START THE DATA

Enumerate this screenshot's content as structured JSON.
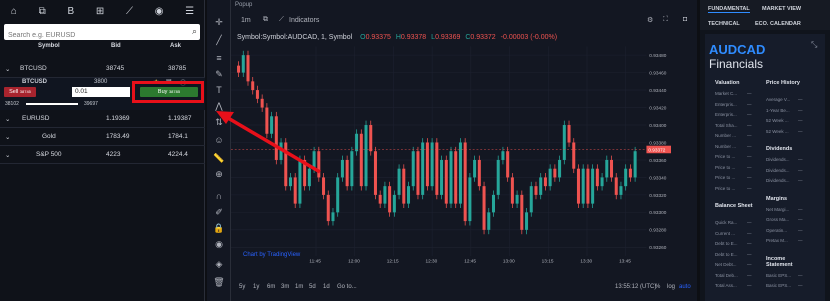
{
  "left": {
    "topicons": [
      "house-icon",
      "chart-candle-icon",
      "bitcoin-icon",
      "plus-box-icon",
      "trend-icon",
      "apple-icon",
      "settings-icon"
    ],
    "topicon_glyphs": [
      "⌂",
      "⧉",
      "B",
      "⊞",
      "⟋",
      "◉",
      "☰"
    ],
    "search_placeholder": "Search e.g. EURUSD",
    "headers": {
      "symbol": "Symbol",
      "bid": "Bid",
      "ask": "Ask"
    },
    "rows": [
      {
        "symbol": "BTCUSD",
        "bid": "38745",
        "ask": "38785",
        "expanded": true
      },
      {
        "symbol": "EURUSD",
        "bid": "1.19369",
        "ask": "1.19387"
      },
      {
        "symbol": "Gold",
        "bid": "1783.49",
        "ask": "1784.1"
      },
      {
        "symbol": "S&P 500",
        "bid": "4223",
        "ask": "4224.4"
      }
    ],
    "btc_panel": {
      "name": "BTCUSD",
      "spread": "3800",
      "sell_label": "Sell",
      "sell_price": "38745",
      "qty": "0.01",
      "buy_label": "Buy",
      "buy_price": "38785",
      "low": "38102",
      "high": "39697"
    }
  },
  "chart": {
    "popup": "Popup",
    "timeframe": "1m",
    "indicators": "Indicators",
    "symbol_line": "Symbol:Symbol:AUDCAD, 1, Symbol",
    "ohlc": {
      "o": "0.93375",
      "h": "0.93378",
      "l": "0.93369",
      "c": "0.93372",
      "chg": "-0.00003 (-0.00%)"
    },
    "last_price": "0.93372",
    "y_ticks": [
      "0.93480",
      "0.93460",
      "0.93440",
      "0.93420",
      "0.93400",
      "0.93380",
      "0.93360",
      "0.93340",
      "0.93320",
      "0.93300",
      "0.93280",
      "0.93260"
    ],
    "x_ticks": [
      "11:45",
      "12:00",
      "12:15",
      "12:30",
      "12:45",
      "13:00",
      "13:15",
      "13:30",
      "13:45"
    ],
    "credit": "Chart by TradingView",
    "ranges": [
      "5y",
      "1y",
      "6m",
      "3m",
      "1m",
      "5d",
      "1d",
      "Go to..."
    ],
    "clock": "13:55:12 (UTC)",
    "scale_opts": [
      "%",
      "log",
      "auto"
    ]
  },
  "chart_data": {
    "type": "candlestick",
    "ylim": [
      0.9325,
      0.9349
    ],
    "candles_close": [
      0.9346,
      0.9348,
      0.9345,
      0.9344,
      0.9343,
      0.9342,
      0.9339,
      0.9341,
      0.9336,
      0.9338,
      0.9333,
      0.9334,
      0.9331,
      0.9336,
      0.9333,
      0.9335,
      0.9337,
      0.9334,
      0.9332,
      0.9329,
      0.933,
      0.9334,
      0.9336,
      0.9333,
      0.9337,
      0.9339,
      0.9333,
      0.934,
      0.9337,
      0.9332,
      0.9331,
      0.9333,
      0.933,
      0.9332,
      0.9335,
      0.9331,
      0.9333,
      0.9337,
      0.9332,
      0.9338,
      0.9333,
      0.9338,
      0.9332,
      0.9336,
      0.9331,
      0.9337,
      0.9331,
      0.9338,
      0.9329,
      0.9334,
      0.9336,
      0.9333,
      0.9328,
      0.933,
      0.9332,
      0.9336,
      0.9337,
      0.9334,
      0.9331,
      0.9332,
      0.9328,
      0.933,
      0.9333,
      0.9332,
      0.9334,
      0.9333,
      0.9335,
      0.9334,
      0.9336,
      0.934,
      0.9338,
      0.9335,
      0.9331,
      0.9335,
      0.9331,
      0.9335,
      0.9333,
      0.9334,
      0.9336,
      0.9334,
      0.9332,
      0.9333,
      0.9335,
      0.9334,
      0.9337
    ]
  },
  "right": {
    "tabs": [
      "FUNDAMENTAL",
      "MARKET VIEW",
      "TECHNICAL",
      "ECO. CALENDAR"
    ],
    "title": "AUDCAD",
    "subtitle": "Financials",
    "sections_left": [
      {
        "head": "Valuation",
        "items": [
          "Market C...",
          "Enterpris...",
          "Enterpris...",
          "Total Sha...",
          "Number ...",
          "Number ...",
          "Price to ...",
          "Price to ...",
          "Price to ...",
          "Price to ..."
        ]
      },
      {
        "head": "Balance Sheet",
        "items": [
          "Quick Ra...",
          "Current ...",
          "Debt to E...",
          "Debt to E...",
          "Net Debt...",
          "Total Deb...",
          "Total Ass..."
        ]
      }
    ],
    "sections_right": [
      {
        "head": "Price History",
        "items": [
          "Average V...",
          "1-Year Be...",
          "52 Week ...",
          "52 Week ..."
        ]
      },
      {
        "head": "Dividends",
        "items": [
          "Dividends...",
          "Dividends...",
          "Dividends..."
        ]
      },
      {
        "head": "Margins",
        "items": [
          "Net Margi...",
          "Gross Ma...",
          "Operatin...",
          "Pretax M..."
        ]
      },
      {
        "head": "Income Statement",
        "items": [
          "Basic EPS...",
          "Basic EPS..."
        ]
      }
    ],
    "dash": "—"
  }
}
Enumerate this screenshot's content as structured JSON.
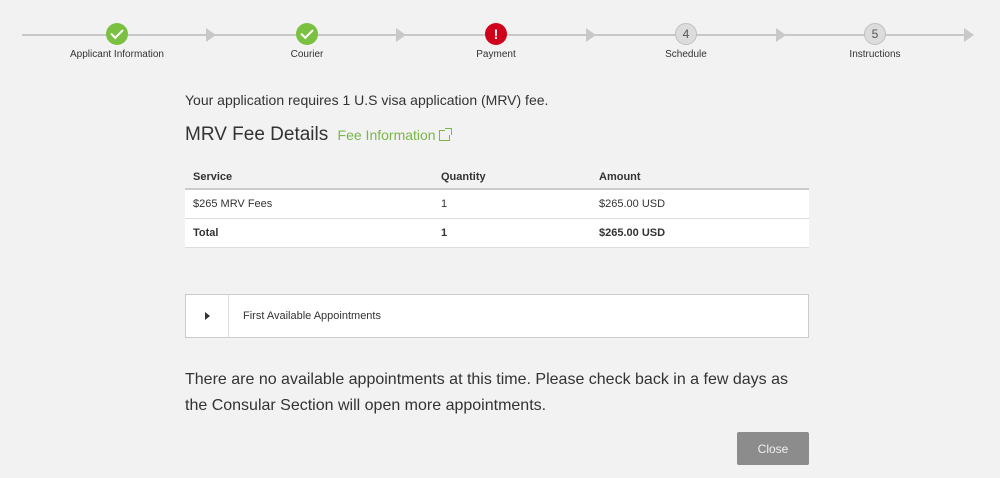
{
  "stepper": {
    "steps": [
      {
        "label": "Applicant Information",
        "status": "done",
        "number": ""
      },
      {
        "label": "Courier",
        "status": "done",
        "number": ""
      },
      {
        "label": "Payment",
        "status": "error",
        "number": "!"
      },
      {
        "label": "Schedule",
        "status": "todo",
        "number": "4"
      },
      {
        "label": "Instructions",
        "status": "todo",
        "number": "5"
      }
    ]
  },
  "summary": {
    "requires_text": "Your application requires 1 U.S visa application (MRV) fee."
  },
  "fee_details": {
    "title": "MRV Fee Details",
    "link_label": "Fee Information"
  },
  "fee_table": {
    "headers": {
      "service": "Service",
      "quantity": "Quantity",
      "amount": "Amount"
    },
    "row": {
      "service": "$265 MRV Fees",
      "quantity": "1",
      "amount": "$265.00 USD"
    },
    "total": {
      "service": "Total",
      "quantity": "1",
      "amount": "$265.00 USD"
    }
  },
  "appointments": {
    "panel_label": "First Available Appointments",
    "notice": "There are no available appointments at this time. Please check back in a few days as the Consular Section will open more appointments."
  },
  "actions": {
    "close_label": "Close"
  },
  "colors": {
    "done": "#7ac142",
    "error": "#d0021b",
    "link": "#7ab648",
    "button": "#8c8c8c"
  }
}
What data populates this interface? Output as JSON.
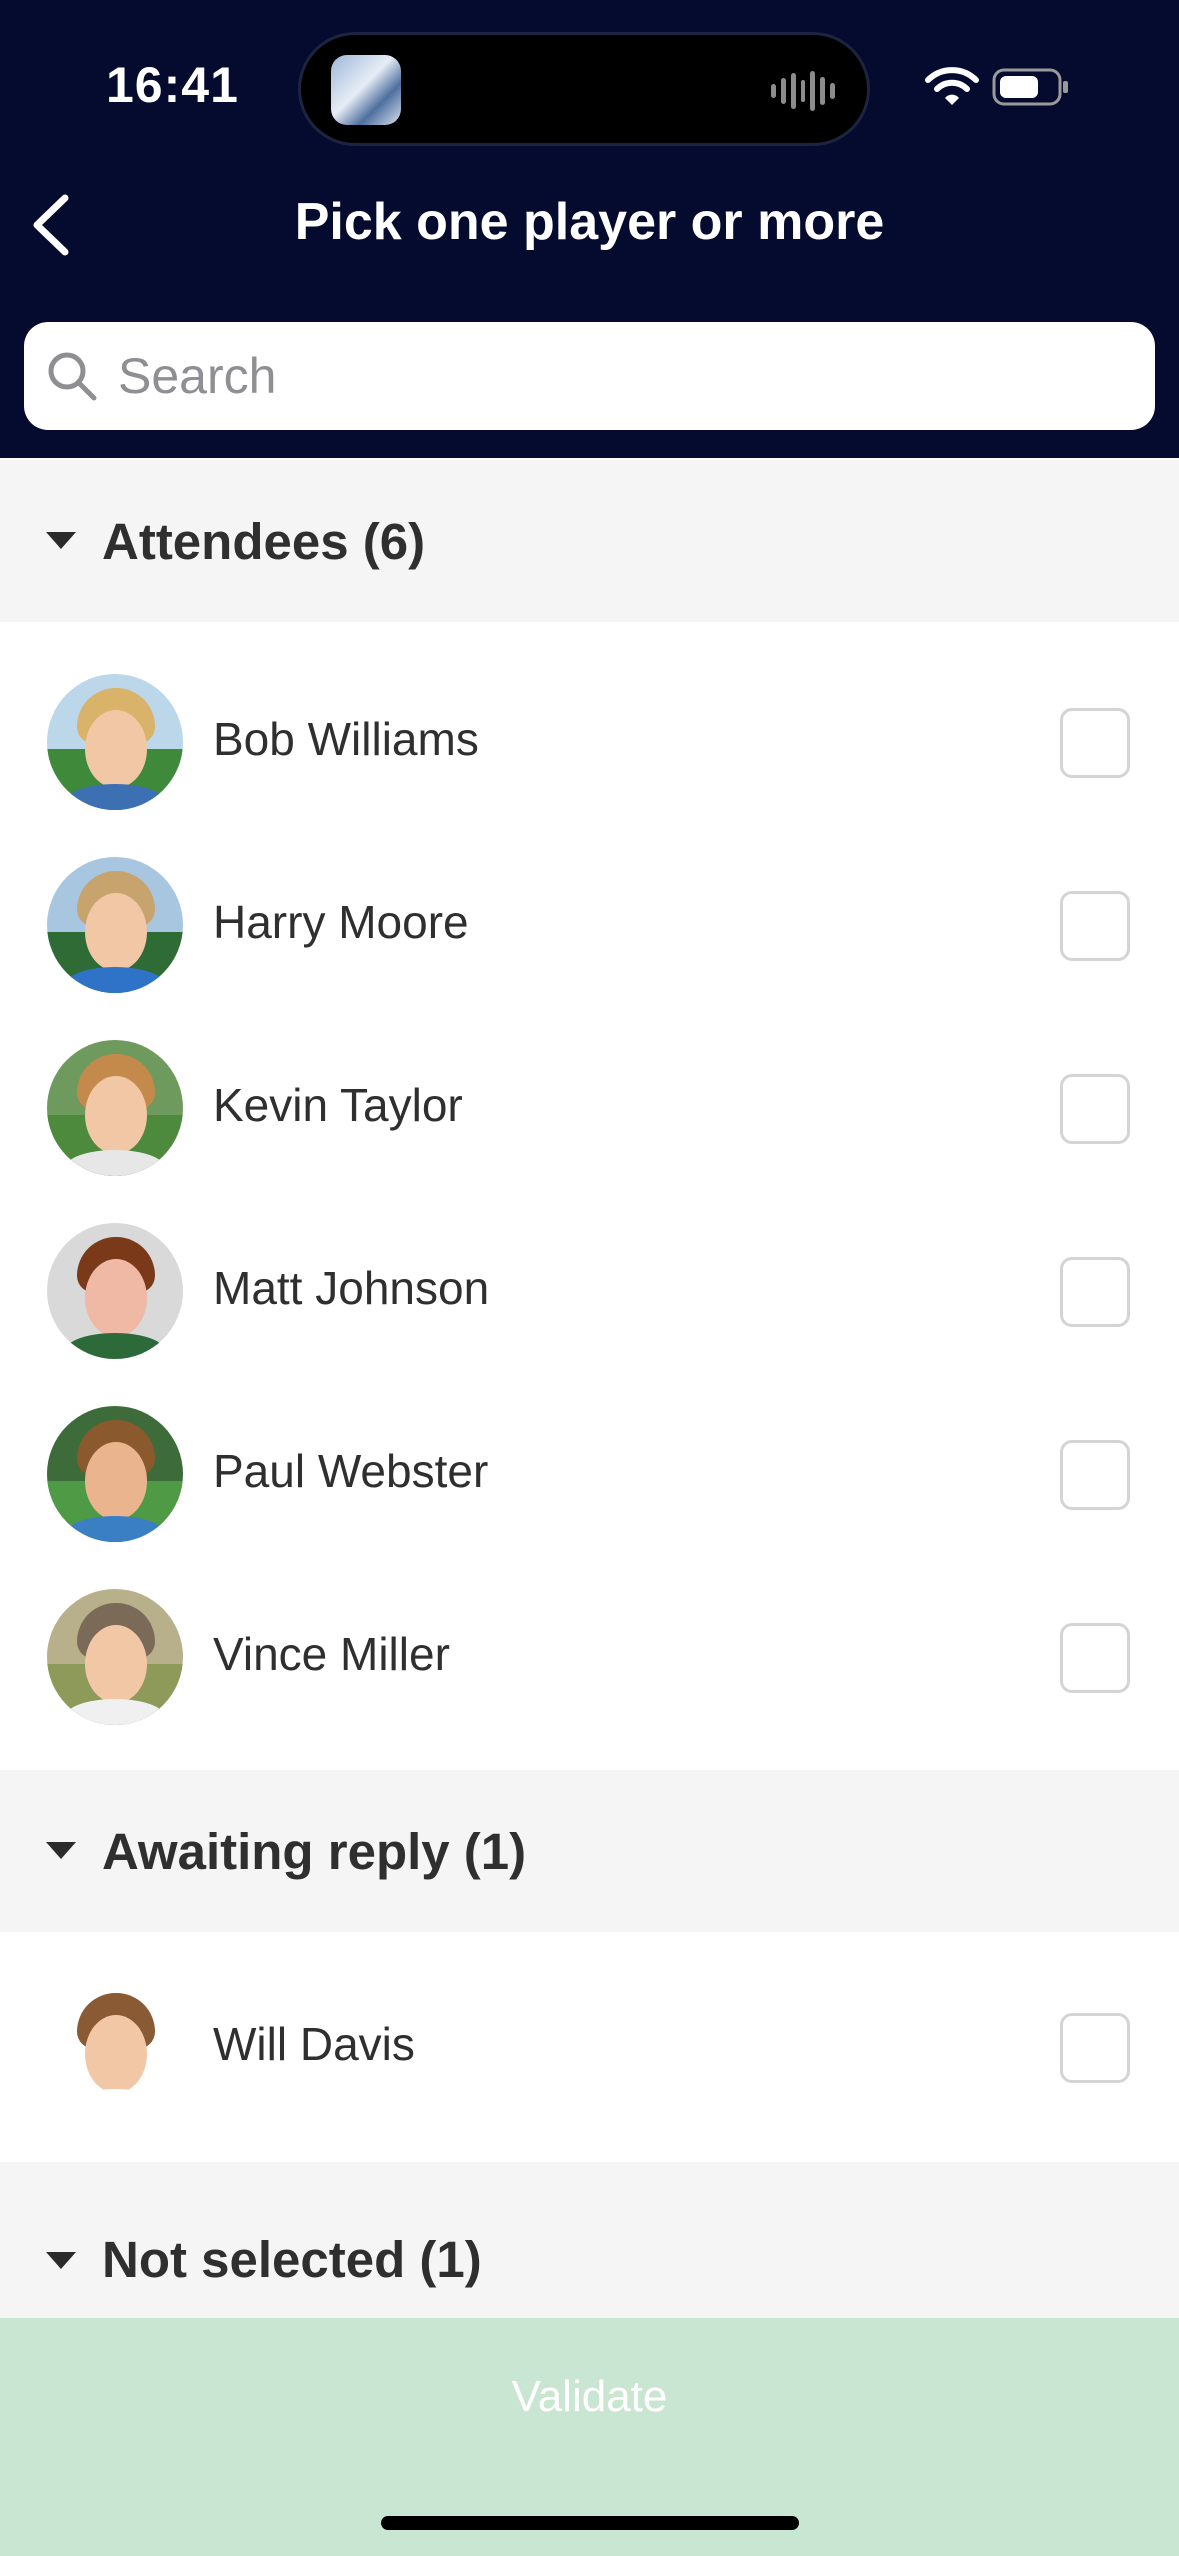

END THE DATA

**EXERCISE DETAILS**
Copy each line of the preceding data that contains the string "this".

**EXPECTED OUTPUT**
Enumerate this screenshot's content as structured JSON.
Enumerate this screenshot's content as structured JSON.
    "notice": "There are no available appointments at this time. Please check back in a few days as the Consular Section will open more appointments."
What data populates this interface? Output as JSON.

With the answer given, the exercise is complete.